As well as a different thematic direction, the film also distinguishes itself from other local productions by using an outside director, Bulgarian Milko Lazarov. For many, these kinds of outside collaborations are vital in making sure 2018 and its crop of awards isn’t just a one-off success. Cinema training is minimal in Sakha, with Russia’s cutting edge film schools firmly based at least a six-hour flight away in St Petersburg and Moscow. Bringing in both experienced and upcoming directors is a sure-fire way to broaden horizons and exploit fresh view points.
Other concerns are less artistic and more practical. While the task of securing funding is a challenge for filmmakers everywhere, the process is often skewed against indigenous artists and their stories. “As well as the tough competition, indigenous filmmakers often have to explain the culture, the background to their stories,” says Anne Lajla Utsi.
“Real collaboration is great, but we are sick and tired of the same old stories.

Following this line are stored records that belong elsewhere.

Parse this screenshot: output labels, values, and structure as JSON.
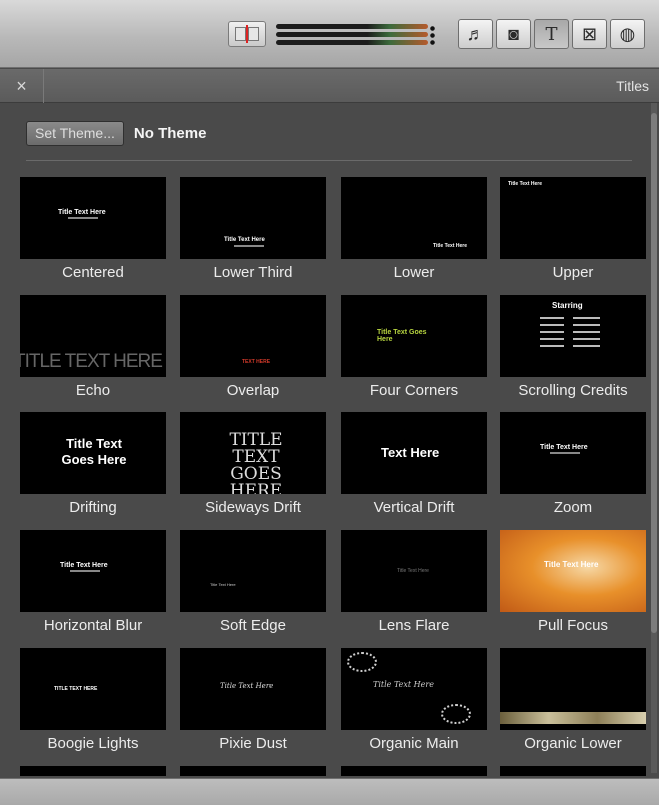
{
  "toolbar": {
    "buttons": [
      {
        "name": "music-icon",
        "glyph": "♬"
      },
      {
        "name": "camera-icon",
        "glyph": "◙"
      },
      {
        "name": "titles-icon",
        "glyph": "T"
      },
      {
        "name": "transitions-icon",
        "glyph": "⊠"
      },
      {
        "name": "maps-icon",
        "glyph": "◍"
      }
    ],
    "active": "titles-icon"
  },
  "panel": {
    "close_glyph": "×",
    "title": "Titles"
  },
  "theme": {
    "button_label": "Set Theme...",
    "current": "No Theme"
  },
  "titles": [
    {
      "label": "Centered",
      "preview": "Title Text Here"
    },
    {
      "label": "Lower Third",
      "preview": "Title Text Here"
    },
    {
      "label": "Lower",
      "preview": "Title Text Here"
    },
    {
      "label": "Upper",
      "preview": "Title Text Here"
    },
    {
      "label": "Echo",
      "preview": "TITLE TEXT HERE"
    },
    {
      "label": "Overlap",
      "preview": "TEXT HERE"
    },
    {
      "label": "Four Corners",
      "preview": "Title Text Goes Here"
    },
    {
      "label": "Scrolling Credits",
      "preview": "Starring"
    },
    {
      "label": "Drifting",
      "preview": "Title Text Goes Here"
    },
    {
      "label": "Sideways Drift",
      "preview": "TITLE TEXT GOES HERE"
    },
    {
      "label": "Vertical Drift",
      "preview": "Text Here"
    },
    {
      "label": "Zoom",
      "preview": "Title Text Here"
    },
    {
      "label": "Horizontal Blur",
      "preview": "Title Text Here"
    },
    {
      "label": "Soft Edge",
      "preview": "Title Text Here"
    },
    {
      "label": "Lens Flare",
      "preview": "Title Text Here"
    },
    {
      "label": "Pull Focus",
      "preview": "Title Text Here"
    },
    {
      "label": "Boogie Lights",
      "preview": "TITLE TEXT HERE"
    },
    {
      "label": "Pixie Dust",
      "preview": "Title Text Here"
    },
    {
      "label": "Organic Main",
      "preview": "Title Text Here"
    },
    {
      "label": "Organic Lower",
      "preview": ""
    }
  ],
  "colors": {
    "panel_bg": "#4a4a4a",
    "tile_bg": "#000000",
    "pull_focus_bg": "#e8902a",
    "four_corners_text": "#b8d640",
    "overlap_red": "#d23a2a"
  }
}
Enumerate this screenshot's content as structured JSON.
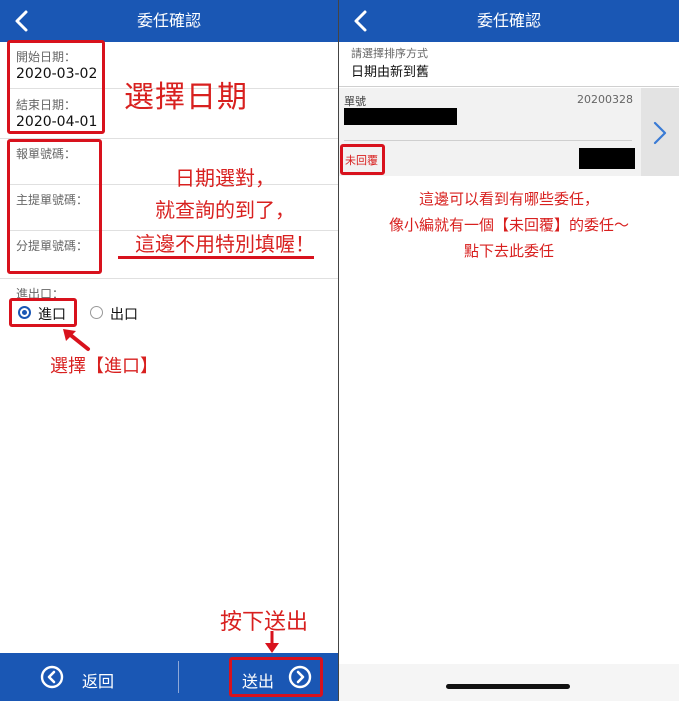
{
  "left": {
    "header": {
      "title": "委任確認"
    },
    "start_date": {
      "label": "開始日期：",
      "value": "2020-03-02"
    },
    "end_date": {
      "label": "結束日期：",
      "value": "2020-04-01"
    },
    "declaration_no": {
      "label": "報單號碼：",
      "value": ""
    },
    "master_bill_no": {
      "label": "主提單號碼：",
      "value": ""
    },
    "sub_bill_no": {
      "label": "分提單號碼：",
      "value": ""
    },
    "io": {
      "label": "進出口：",
      "options": [
        "進口",
        "出口"
      ],
      "selected": "進口"
    },
    "footer": {
      "back_label": "返回",
      "submit_label": "送出"
    },
    "annotations": {
      "select_date": "選擇日期",
      "note_line1": "日期選對，",
      "note_line2": "就查詢的到了，",
      "note_line3": "這邊不用特別填喔！",
      "select_import": "選擇【進口】",
      "press_submit": "按下送出"
    }
  },
  "right": {
    "header": {
      "title": "委任確認"
    },
    "sort": {
      "label": "請選擇排序方式",
      "value": "日期由新到舊"
    },
    "record": {
      "label": "單號",
      "date": "20200328",
      "status": "未回覆"
    },
    "annotations": {
      "line1": "這邊可以看到有哪些委任，",
      "line2": "像小編就有一個【未回覆】的委任～",
      "line3": "點下去此委任"
    }
  },
  "colors": {
    "header_blue": "#1a57b4",
    "annotation_red": "#d8121d"
  }
}
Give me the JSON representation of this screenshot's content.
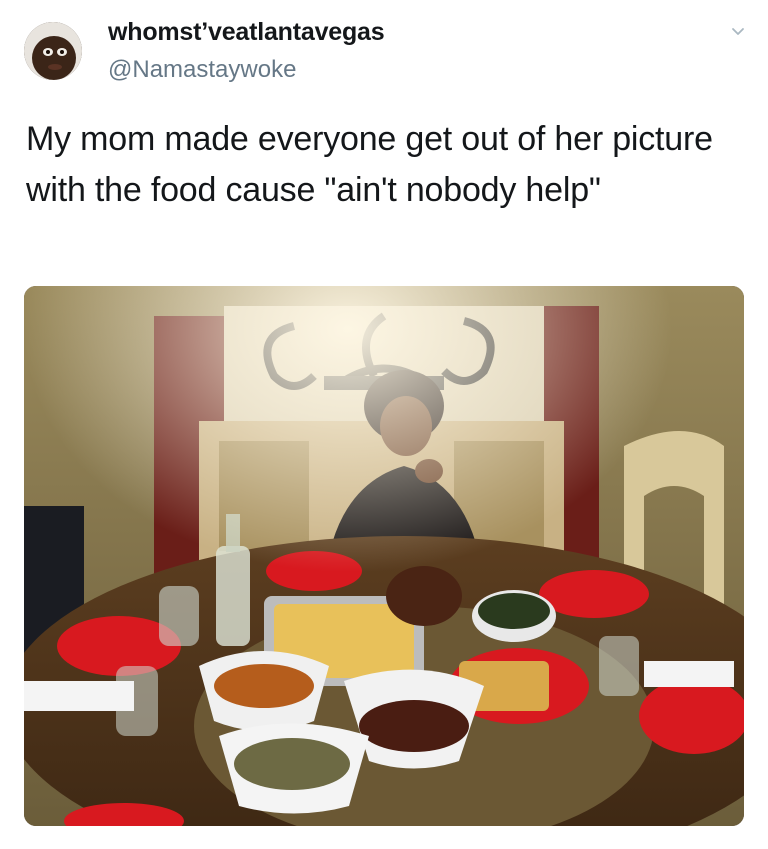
{
  "tweet": {
    "display_name": "whomst’veatlantavegas",
    "handle": "@Namastaywoke",
    "text": "My mom made everyone get out of her picture with the food cause \"ain't nobody help\""
  },
  "icons": {
    "caret": "chevron-down-icon",
    "avatar": "user-avatar"
  },
  "colors": {
    "name": "#14171a",
    "handle": "#657786",
    "plate_red": "#d8191f"
  }
}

I get so many calls from producers who want to be put touch with a family herding reindeers”
In one example, says Utsi, the indigenous director of Sámi Blood — a film based on the native Sámi community living across Scandinavia and north-west Russia — was constantly challenged by arts officials as to whether the coming-of-age story would interest any non-Sámi viewers. It did: the film was eventually nominated for Short Film Grand Jury Prize at the Sundance Film Festival, racking up a positive rating of 95% on online movie review site Rotten Tomatoes.
On a practical level, the more countries or communities are involved in a production, the more national funding pots open up. More opportunities means more chance to score the necessary cash — something which is even more important when “you have to educate [funding boards] before you even start thinking about the film,” says Utsi.
But while outside involvement could boost Yakut cinema to the next level, it will also pose potential risks. If the power of Yakut cinema today lies in the voices of indigenous people, then the very thing that makes it unique could be quickly drowned by outsiders.
Sakhafilm cameraman Semyon Amanatov is proud that Yakut film speaks to the masses. But ultimately, he argues, filmmakers are held together by giving something back to the community.
“I think that the language of cinema is understandable to everyone regardless of nationality,” he says. “Our [Yakut] cinema is close to many people in different countries of the world. But our speciality is our [Yakut] viewers. They want to see themselves on the screen: their lives, their dreams, their joy. These are our viewers, they want to watch their cinema. We work for them.”
Utsi and the AIFF are also wary of non-indigenous directors muscling in on the scene. They encourage companies to employ indigenous people in major roles both in front of and behind the camera, warning that some “co-productions” may not be as mutually beneficial as they seem. After all, the appearance of well-meaning outsiders who take more than they give is a story that indigenous people already know all too well.
“Real collaboration is great, but we are sick and tired of the same old stories. I get so many calls from producers who want to be put touch with a family herding reindeers. It’s the same story, again and again,” says Utsi. “Foreign directors are crowding out the voices of indigenous people. They are just like the mining companies. They just come and take our stories and they go. What is left then for us then?”